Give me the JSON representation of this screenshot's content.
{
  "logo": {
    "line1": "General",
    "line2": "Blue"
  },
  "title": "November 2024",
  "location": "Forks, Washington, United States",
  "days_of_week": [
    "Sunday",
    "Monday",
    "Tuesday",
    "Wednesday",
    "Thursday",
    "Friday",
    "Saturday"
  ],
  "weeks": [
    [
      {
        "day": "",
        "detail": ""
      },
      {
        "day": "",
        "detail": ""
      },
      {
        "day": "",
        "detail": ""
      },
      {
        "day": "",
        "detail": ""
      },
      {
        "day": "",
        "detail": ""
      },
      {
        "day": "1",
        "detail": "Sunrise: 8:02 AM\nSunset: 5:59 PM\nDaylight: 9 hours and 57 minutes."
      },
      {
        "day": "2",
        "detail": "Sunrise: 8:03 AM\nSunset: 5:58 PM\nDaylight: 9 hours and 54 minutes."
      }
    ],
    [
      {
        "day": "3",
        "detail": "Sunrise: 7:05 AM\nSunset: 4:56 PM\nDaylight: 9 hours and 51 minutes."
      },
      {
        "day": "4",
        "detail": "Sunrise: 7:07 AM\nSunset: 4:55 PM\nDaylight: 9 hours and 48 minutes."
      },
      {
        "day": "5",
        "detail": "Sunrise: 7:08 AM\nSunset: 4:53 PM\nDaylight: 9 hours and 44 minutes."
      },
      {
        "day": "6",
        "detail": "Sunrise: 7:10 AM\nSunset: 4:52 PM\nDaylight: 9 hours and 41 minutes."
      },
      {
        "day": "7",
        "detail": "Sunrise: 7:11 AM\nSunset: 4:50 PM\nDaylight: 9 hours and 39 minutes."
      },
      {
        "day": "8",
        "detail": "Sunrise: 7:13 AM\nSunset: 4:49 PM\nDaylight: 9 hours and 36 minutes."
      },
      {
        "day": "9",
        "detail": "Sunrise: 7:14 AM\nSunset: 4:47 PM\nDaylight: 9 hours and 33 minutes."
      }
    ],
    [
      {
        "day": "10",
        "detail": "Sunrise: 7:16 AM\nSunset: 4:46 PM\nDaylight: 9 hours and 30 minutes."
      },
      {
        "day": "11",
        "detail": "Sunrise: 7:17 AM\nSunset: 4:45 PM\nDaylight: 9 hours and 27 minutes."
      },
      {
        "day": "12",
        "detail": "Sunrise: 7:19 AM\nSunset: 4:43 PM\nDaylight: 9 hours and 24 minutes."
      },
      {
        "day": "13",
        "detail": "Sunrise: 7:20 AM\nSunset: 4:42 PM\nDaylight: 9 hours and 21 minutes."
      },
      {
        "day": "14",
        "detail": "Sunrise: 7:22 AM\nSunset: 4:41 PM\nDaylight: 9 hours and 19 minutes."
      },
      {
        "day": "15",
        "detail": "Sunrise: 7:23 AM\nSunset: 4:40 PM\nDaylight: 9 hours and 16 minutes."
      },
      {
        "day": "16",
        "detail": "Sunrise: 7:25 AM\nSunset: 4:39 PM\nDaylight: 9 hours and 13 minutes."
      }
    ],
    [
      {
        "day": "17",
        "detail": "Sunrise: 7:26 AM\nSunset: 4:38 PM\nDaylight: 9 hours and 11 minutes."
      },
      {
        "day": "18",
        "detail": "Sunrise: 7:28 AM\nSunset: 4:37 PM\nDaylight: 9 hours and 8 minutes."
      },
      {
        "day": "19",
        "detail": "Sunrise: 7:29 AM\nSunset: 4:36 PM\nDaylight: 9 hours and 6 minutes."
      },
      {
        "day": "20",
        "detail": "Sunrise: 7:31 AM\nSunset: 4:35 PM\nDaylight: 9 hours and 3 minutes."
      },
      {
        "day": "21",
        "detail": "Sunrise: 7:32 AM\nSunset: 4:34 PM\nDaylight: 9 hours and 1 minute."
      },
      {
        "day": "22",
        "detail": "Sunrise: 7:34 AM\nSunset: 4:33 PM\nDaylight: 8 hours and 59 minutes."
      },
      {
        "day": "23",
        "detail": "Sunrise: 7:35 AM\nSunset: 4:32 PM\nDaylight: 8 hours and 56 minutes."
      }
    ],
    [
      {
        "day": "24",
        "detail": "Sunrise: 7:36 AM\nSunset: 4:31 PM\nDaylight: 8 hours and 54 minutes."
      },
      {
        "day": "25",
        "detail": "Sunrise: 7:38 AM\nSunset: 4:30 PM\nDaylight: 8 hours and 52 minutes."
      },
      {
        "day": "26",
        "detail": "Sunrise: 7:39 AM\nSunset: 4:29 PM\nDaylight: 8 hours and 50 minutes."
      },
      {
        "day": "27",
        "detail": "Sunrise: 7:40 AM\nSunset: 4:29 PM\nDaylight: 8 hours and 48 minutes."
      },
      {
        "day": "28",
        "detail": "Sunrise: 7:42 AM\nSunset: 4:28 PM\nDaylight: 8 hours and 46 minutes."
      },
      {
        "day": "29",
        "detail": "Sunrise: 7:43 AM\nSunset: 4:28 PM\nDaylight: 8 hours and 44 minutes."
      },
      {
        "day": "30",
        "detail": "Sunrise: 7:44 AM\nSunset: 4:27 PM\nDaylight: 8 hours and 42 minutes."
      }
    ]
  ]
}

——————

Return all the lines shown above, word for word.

Give me the JSON representation of this screenshot's content.
{
  "logo": {
    "line1": "General",
    "line2": "Blue"
  },
  "title": "November 2024",
  "location": "Forks, Washington, United States",
  "days_of_week": [
    "Sunday",
    "Monday",
    "Tuesday",
    "Wednesday",
    "Thursday",
    "Friday",
    "Saturday"
  ],
  "weeks": [
    [
      {
        "day": "",
        "detail": ""
      },
      {
        "day": "",
        "detail": ""
      },
      {
        "day": "",
        "detail": ""
      },
      {
        "day": "",
        "detail": ""
      },
      {
        "day": "",
        "detail": ""
      },
      {
        "day": "1",
        "detail": "Sunrise: 8:02 AM\nSunset: 5:59 PM\nDaylight: 9 hours and 57 minutes."
      },
      {
        "day": "2",
        "detail": "Sunrise: 8:03 AM\nSunset: 5:58 PM\nDaylight: 9 hours and 54 minutes."
      }
    ],
    [
      {
        "day": "3",
        "detail": "Sunrise: 7:05 AM\nSunset: 4:56 PM\nDaylight: 9 hours and 51 minutes."
      },
      {
        "day": "4",
        "detail": "Sunrise: 7:07 AM\nSunset: 4:55 PM\nDaylight: 9 hours and 48 minutes."
      },
      {
        "day": "5",
        "detail": "Sunrise: 7:08 AM\nSunset: 4:53 PM\nDaylight: 9 hours and 44 minutes."
      },
      {
        "day": "6",
        "detail": "Sunrise: 7:10 AM\nSunset: 4:52 PM\nDaylight: 9 hours and 41 minutes."
      },
      {
        "day": "7",
        "detail": "Sunrise: 7:11 AM\nSunset: 4:50 PM\nDaylight: 9 hours and 39 minutes."
      },
      {
        "day": "8",
        "detail": "Sunrise: 7:13 AM\nSunset: 4:49 PM\nDaylight: 9 hours and 36 minutes."
      },
      {
        "day": "9",
        "detail": "Sunrise: 7:14 AM\nSunset: 4:47 PM\nDaylight: 9 hours and 33 minutes."
      }
    ],
    [
      {
        "day": "10",
        "detail": "Sunrise: 7:16 AM\nSunset: 4:46 PM\nDaylight: 9 hours and 30 minutes."
      },
      {
        "day": "11",
        "detail": "Sunrise: 7:17 AM\nSunset: 4:45 PM\nDaylight: 9 hours and 27 minutes."
      },
      {
        "day": "12",
        "detail": "Sunrise: 7:19 AM\nSunset: 4:43 PM\nDaylight: 9 hours and 24 minutes."
      },
      {
        "day": "13",
        "detail": "Sunrise: 7:20 AM\nSunset: 4:42 PM\nDaylight: 9 hours and 21 minutes."
      },
      {
        "day": "14",
        "detail": "Sunrise: 7:22 AM\nSunset: 4:41 PM\nDaylight: 9 hours and 19 minutes."
      },
      {
        "day": "15",
        "detail": "Sunrise: 7:23 AM\nSunset: 4:40 PM\nDaylight: 9 hours and 16 minutes."
      },
      {
        "day": "16",
        "detail": "Sunrise: 7:25 AM\nSunset: 4:39 PM\nDaylight: 9 hours and 13 minutes."
      }
    ],
    [
      {
        "day": "17",
        "detail": "Sunrise: 7:26 AM\nSunset: 4:38 PM\nDaylight: 9 hours and 11 minutes."
      },
      {
        "day": "18",
        "detail": "Sunrise: 7:28 AM\nSunset: 4:37 PM\nDaylight: 9 hours and 8 minutes."
      },
      {
        "day": "19",
        "detail": "Sunrise: 7:29 AM\nSunset: 4:36 PM\nDaylight: 9 hours and 6 minutes."
      },
      {
        "day": "20",
        "detail": "Sunrise: 7:31 AM\nSunset: 4:35 PM\nDaylight: 9 hours and 3 minutes."
      },
      {
        "day": "21",
        "detail": "Sunrise: 7:32 AM\nSunset: 4:34 PM\nDaylight: 9 hours and 1 minute."
      },
      {
        "day": "22",
        "detail": "Sunrise: 7:34 AM\nSunset: 4:33 PM\nDaylight: 8 hours and 59 minutes."
      },
      {
        "day": "23",
        "detail": "Sunrise: 7:35 AM\nSunset: 4:32 PM\nDaylight: 8 hours and 56 minutes."
      }
    ],
    [
      {
        "day": "24",
        "detail": "Sunrise: 7:36 AM\nSunset: 4:31 PM\nDaylight: 8 hours and 54 minutes."
      },
      {
        "day": "25",
        "detail": "Sunrise: 7:38 AM\nSunset: 4:30 PM\nDaylight: 8 hours and 52 minutes."
      },
      {
        "day": "26",
        "detail": "Sunrise: 7:39 AM\nSunset: 4:29 PM\nDaylight: 8 hours and 50 minutes."
      },
      {
        "day": "27",
        "detail": "Sunrise: 7:40 AM\nSunset: 4:29 PM\nDaylight: 8 hours and 48 minutes."
      },
      {
        "day": "28",
        "detail": "Sunrise: 7:42 AM\nSunset: 4:28 PM\nDaylight: 8 hours and 46 minutes."
      },
      {
        "day": "29",
        "detail": "Sunrise: 7:43 AM\nSunset: 4:28 PM\nDaylight: 8 hours and 44 minutes."
      },
      {
        "day": "30",
        "detail": "Sunrise: 7:44 AM\nSunset: 4:27 PM\nDaylight: 8 hours and 42 minutes."
      }
    ]
  ]
}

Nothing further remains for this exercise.